On 10 November 2020, the European Union (EU) started to impose additional tariffs on a wide range of goods originating in the United States (US). This is in retaliation for illegal subsidies to Boeing.
The new EU restrictive trade policy measures were implemented with the EU Commission Regulation 2020/1646, published in the EU official journal on 9 November 2020. These restrictive measures were approved by the World Trade Organization (WTO) on October 13, allowing the EU to impose tariffs worth USD 4 billion on US-originating products as a retaliation for the illegal US subsidies to the American aircraft manufacturer, Boeing.
The additional tariffs - adding customs duties of 15% and 25% - are hitting different industries and sectors, such us agricultural products, foodstuffs, tobacco, aerospace, automotive, construction products, spirits, etc.
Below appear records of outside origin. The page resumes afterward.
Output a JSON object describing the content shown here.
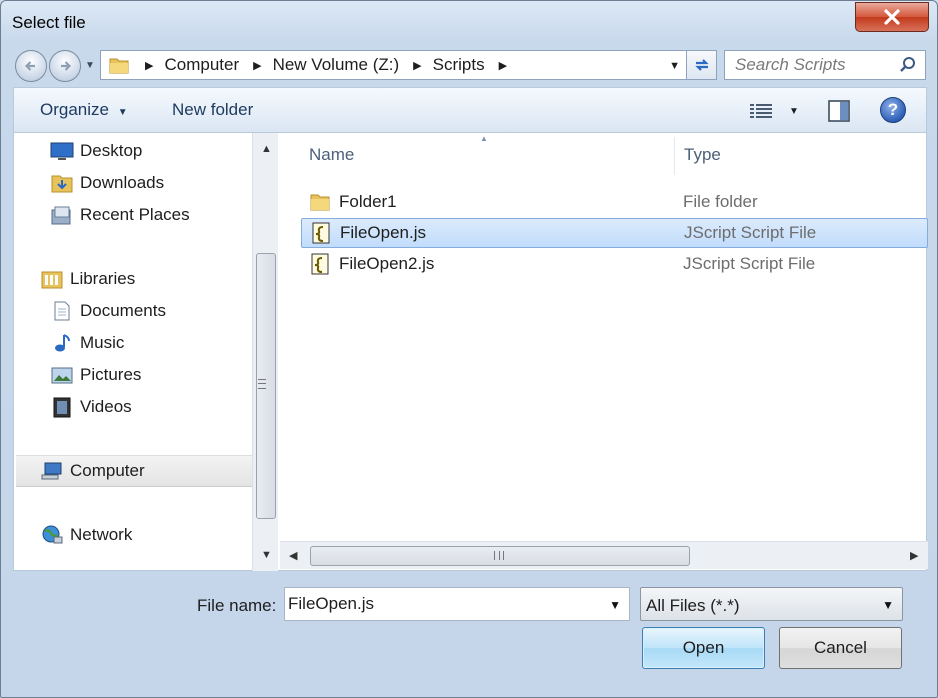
{
  "window": {
    "title": "Select file"
  },
  "address": {
    "crumbs": [
      {
        "label": "Computer"
      },
      {
        "label": "New Volume (Z:)"
      },
      {
        "label": "Scripts"
      }
    ]
  },
  "search": {
    "placeholder": "Search Scripts"
  },
  "toolbar": {
    "organize_label": "Organize",
    "new_folder_label": "New folder",
    "help_label": "?"
  },
  "nav": {
    "favorites": [
      {
        "label": "Desktop",
        "icon": "desktop-icon"
      },
      {
        "label": "Downloads",
        "icon": "downloads-folder-icon"
      },
      {
        "label": "Recent Places",
        "icon": "recent-places-icon"
      }
    ],
    "libraries": {
      "label": "Libraries",
      "items": [
        {
          "label": "Documents",
          "icon": "documents-icon"
        },
        {
          "label": "Music",
          "icon": "music-icon"
        },
        {
          "label": "Pictures",
          "icon": "pictures-icon"
        },
        {
          "label": "Videos",
          "icon": "videos-icon"
        }
      ]
    },
    "computer": {
      "label": "Computer"
    },
    "network": {
      "label": "Network"
    }
  },
  "files": {
    "columns": {
      "name": "Name",
      "type": "Type"
    },
    "rows": [
      {
        "name": "Folder1",
        "type": "File folder",
        "icon": "folder-icon",
        "selected": false
      },
      {
        "name": "FileOpen.js",
        "type": "JScript Script File",
        "icon": "jscript-file-icon",
        "selected": true
      },
      {
        "name": "FileOpen2.js",
        "type": "JScript Script File",
        "icon": "jscript-file-icon",
        "selected": false
      }
    ]
  },
  "footer": {
    "file_name_label": "File name:",
    "file_name_value": "FileOpen.js",
    "filter_value": "All Files (*.*)",
    "open_label": "Open",
    "cancel_label": "Cancel"
  },
  "colors": {
    "selection": "#c1dcfc",
    "open_button": "#a7d9f5",
    "close_button": "#c23a1c"
  }
}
The products affected are, ranging from airplanes and parts, oils, bags and suitcases, chocolate, cheeses, coffee, orange juice, machinery, video game consoles, vehicle and motorcycle parts and accessories, protein substances, sauces, tobacco, tractors to grape wine, rum and vodka. The full list of affected products is included in the annexes of the Regulation.
These additional duties are being levied immediately after the publication of the regulation, i.e. 10 November 2020. On the contrary, no additional duties are levied on products that:
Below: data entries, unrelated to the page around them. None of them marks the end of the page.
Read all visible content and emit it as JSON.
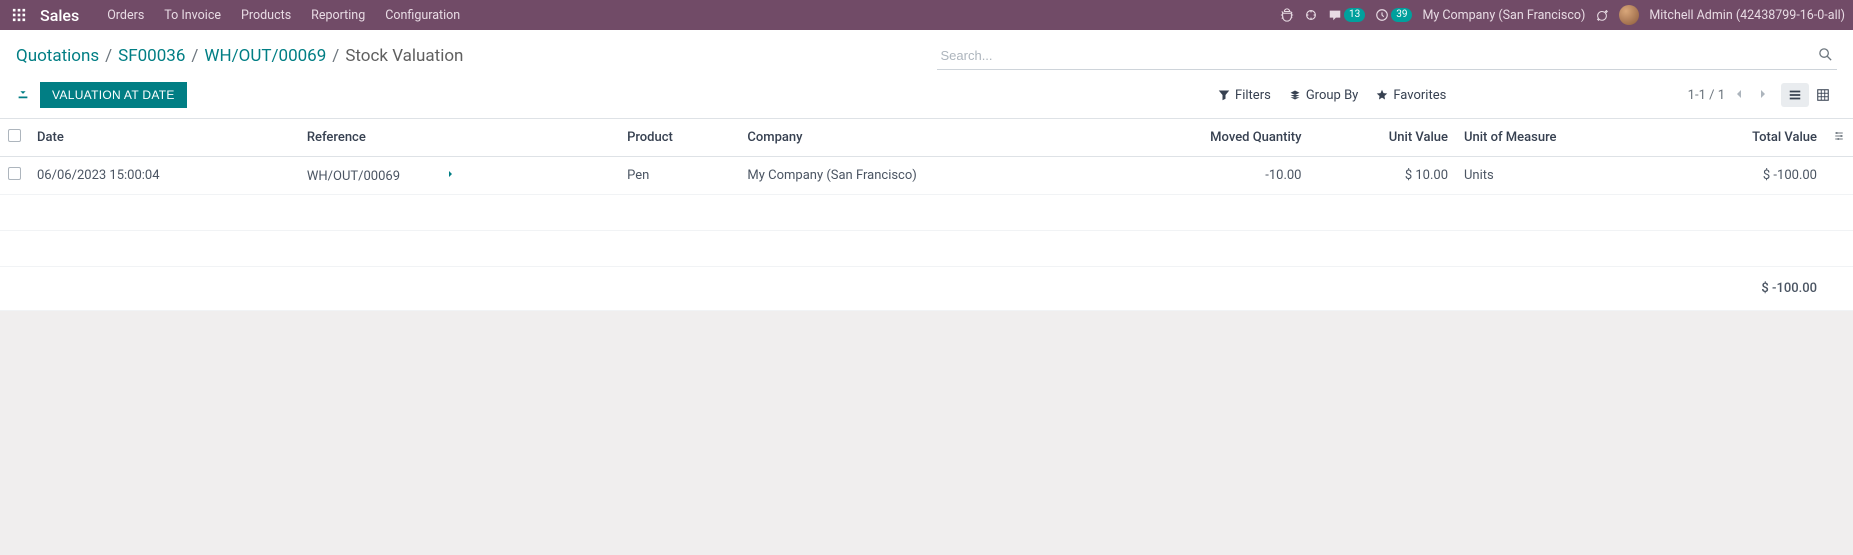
{
  "topbar": {
    "brand": "Sales",
    "menu": [
      "Orders",
      "To Invoice",
      "Products",
      "Reporting",
      "Configuration"
    ],
    "messages_badge": "13",
    "activities_badge": "39",
    "company": "My Company (San Francisco)",
    "username": "Mitchell Admin (42438799-16-0-all)"
  },
  "breadcrumb": {
    "items": [
      "Quotations",
      "SF00036",
      "WH/OUT/00069"
    ],
    "current": "Stock Valuation"
  },
  "search": {
    "placeholder": "Search..."
  },
  "actions": {
    "valuation_btn": "Valuation at Date"
  },
  "search_options": {
    "filters": "Filters",
    "groupby": "Group By",
    "favorites": "Favorites"
  },
  "pager": {
    "value": "1-1 / 1"
  },
  "table": {
    "headers": {
      "date": "Date",
      "reference": "Reference",
      "product": "Product",
      "company": "Company",
      "moved_qty": "Moved Quantity",
      "unit_value": "Unit Value",
      "uom": "Unit of Measure",
      "total_value": "Total Value"
    },
    "rows": [
      {
        "date": "06/06/2023 15:00:04",
        "reference": "WH/OUT/00069",
        "product": "Pen",
        "company": "My Company (San Francisco)",
        "moved_qty": "-10.00",
        "unit_value": "$ 10.00",
        "uom": "Units",
        "total_value": "$ -100.00"
      }
    ],
    "footer": {
      "total_value": "$ -100.00"
    }
  }
}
There is no sunset clause on the additional tariffs. However, in a tit-for-tat move, the EU Commission would suspend its application if the US suspends its countermeasures against imports from the EU. Great store is set on negotiations with the newly elected President.
The tariffs could add a hefty price hike to these products in a time when price increases are not called for as the economy is already hamstrung due to COVID 19 hit. We therefore recommend that companies review the full list of products affected (annexes I and II of the Regulation), assessing the impact of these additional duties on their imports of US-originating products into the EU.